The storm of defaults in debt funds that happened—since the collapse of IL&FS in September 2018 till the Yes Bank additional tier 1 perpetual bonds write-off in March 2020—was the worst in the history of India’s bond market.
While almost all debt mutual fund categories bore the brunt of defaults, the impact was highest in credit risk funds, as this category has the highest exposure to credit risk. Subsequently, there was a liquidity crisis in March-April 2020 due to uncertainties in the initial phase of the pandemic, which further shook the confidence of investors.
The once flourishing fund category of credit risk, which was popular prior to the spate of defaults, now has assets under management (AUM) of only Rs 26,000 crore, as of July 2022. This is against the debt funds AUM of Rs 12.5 lakh crore as on the end of July 2020 and an average of Rs 13.3 lakh crore as of July 2022. The loss of corpus in the credit risk category, since the time it used to be popular, is understandable.
Scratching The Surface
Investors’ confidence has been shaken, and it will take time to come back. Let us look at the rationale of investing in credit risk funds in the first place.
Earlier, when the category was popular, the attraction was higher portfolio accrual, leading to higher returns than other debt fund categories with better credit-quality portfolios. Even then, the counter-argument was that rather than aiming for slightly higher return in the debt component, why not go for the alpha (higher returns) in equity. The equity component of the portfolio has the capacity to generate palpably higher alpha over debt funds, compared to credit risk funds over debt funds. That argument is still valid.
Then why did people invest in this category? Firstly, one tries to maximise or optimize returns in whatever category they are investing in. In the debt component also, people wanted higher returns to the extent possible.
Secondly, while credit risk was always there, it did not hit people. It seemed to exist only on paper, somewhat like the warning on cigarette packets that smoking is injurious to health. Prior to 2015, certain defaults did happen in the mutual fund industry, which were absorbed by the asset management companies (AMCs). Though the risk is on the investors, the AMCs did it for the sake of goodwill.
The point is, till 2015, investors were not consciously aware of credit risk. Volatility was known and accepted, to a certain extent. But after the spate of defaults, people are mindful of credit risk.
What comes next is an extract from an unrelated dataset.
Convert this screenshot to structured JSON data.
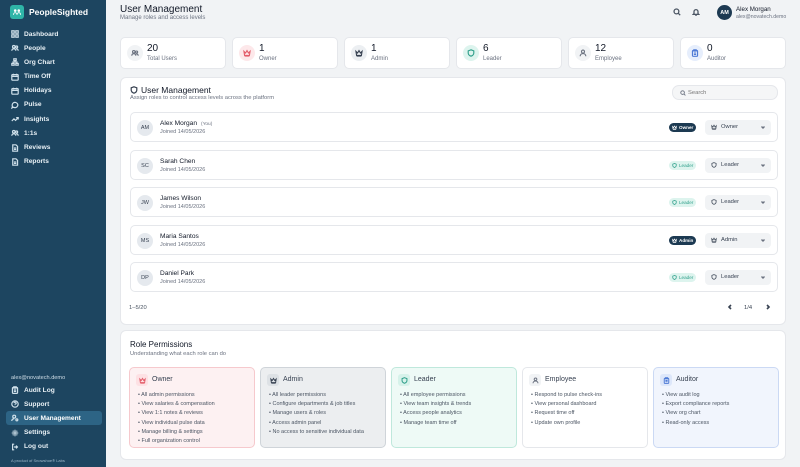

Now the realisation has dawned upon them, and investors are mindful and are avoiding this category.
The last five years of returns from this category includes the worst spate of defaults mentioned earlier. It would seem that, as a result, the returns over five years till date would be miniscule.
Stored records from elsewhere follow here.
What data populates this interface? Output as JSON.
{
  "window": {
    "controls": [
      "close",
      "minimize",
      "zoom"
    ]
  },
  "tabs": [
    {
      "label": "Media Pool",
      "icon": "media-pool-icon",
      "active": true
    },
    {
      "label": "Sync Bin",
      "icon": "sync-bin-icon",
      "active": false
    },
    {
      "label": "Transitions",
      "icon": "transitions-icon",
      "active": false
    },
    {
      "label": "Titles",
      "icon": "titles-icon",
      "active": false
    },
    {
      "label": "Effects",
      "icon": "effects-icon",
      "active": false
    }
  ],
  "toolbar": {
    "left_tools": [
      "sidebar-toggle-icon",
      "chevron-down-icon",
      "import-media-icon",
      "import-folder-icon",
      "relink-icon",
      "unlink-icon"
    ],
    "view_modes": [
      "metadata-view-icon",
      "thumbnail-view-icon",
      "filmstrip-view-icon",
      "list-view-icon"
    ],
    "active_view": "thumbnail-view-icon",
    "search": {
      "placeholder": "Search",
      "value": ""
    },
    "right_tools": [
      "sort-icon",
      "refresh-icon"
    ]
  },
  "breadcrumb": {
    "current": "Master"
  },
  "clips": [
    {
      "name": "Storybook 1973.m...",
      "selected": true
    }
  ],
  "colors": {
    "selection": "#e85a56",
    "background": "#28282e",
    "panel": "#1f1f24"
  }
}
The annualised return till August 12, 2022, as an average of the category of credit risk funds, is 4.21 per cent in the regular plan and 4.96 per cent in the direct plan. This includes two funds that are still showing negative returns over five years. The numbers are not handsome, but not as bad as one would expect, after so many defaults and the liquidity issue of March-April 2020.
Over the last three years, it was 5.5 per cent in regular plan and 6.16 per cent in the direct plan. These are not bad, given that yield levels (interest rates) have moved up over the last three years.
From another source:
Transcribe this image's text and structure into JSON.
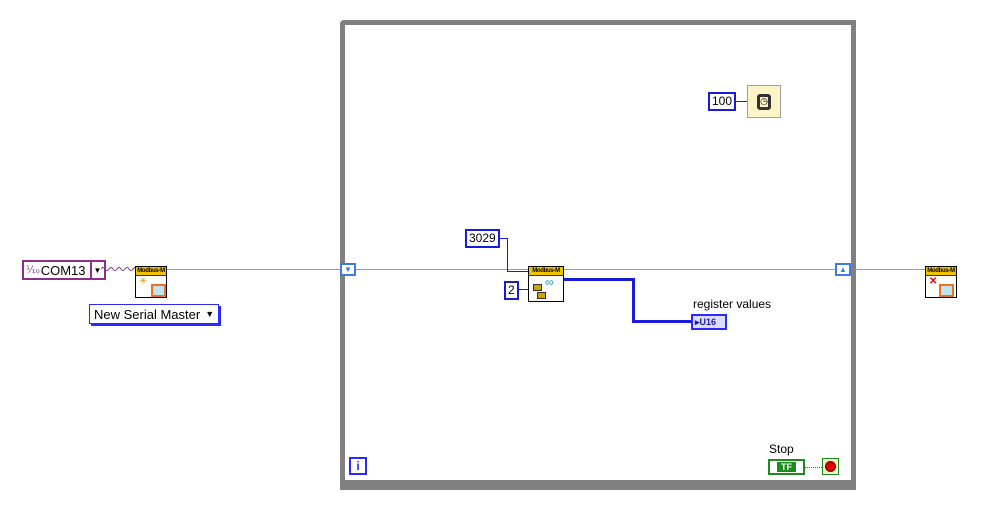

Over the last 10 years—there are only a few funds that have a long history—the average annualised return of the category is 7.37 per cent in the regular plan.
There are certain positive signs on the overall credit scenario of the economy. Credit rating agencies publish a metric called upgrade-downgrade ratio, which shows a comparison of credit rating upgrades and downgrades in a particular period. This metric is much better now than earlier.
Usually, during economic downturns, corporate defaults tend to slip. In 2020-21, when the economy faced a downturn, corporates did a commendable job of managing themselves. There have been no major defaults since March 2020. Whatever has hit the headlines are either old cases, where relevant authorities have taken action, or minor cases, which can happen any time. Corporates have reduced their debt levels in the pandemic phase, which has helped in servicing debt.
As mentioned earlier, the alpha or relatively higher returns over the usual debt fund categories can be generated through the equity component of the portfolio, provided you have adequate horizon.
In the debt component, whether you want to take that higher risk of credit risk funds is a function of your risk appetite. If you are not comfortable with the potential credit risk of a mixed portfolio comprising AAA, AA and A rated securities vis-à-vis another fund with a AAA oriented portfolio, you need not take that risk.
However, the reason for avoidance is not the defaults that happened earlier from September 2018 to March 2020. Those issues were due to the banking non-performing assets (NPA) clean-up drive launched by the authorities. That phase is over and the credit risk horizon has normalised now.
Not as an investment recommendation, but as a discussion point, the average returns from credit risk funds over the last one year, till August 12, has been 15.5 per cent in a regular plan and 15.94 per cent in a direct plan. This will not sustain as it is driven by recoveries in certain funds, of exposures written down earlier. But the worst days seem to be over.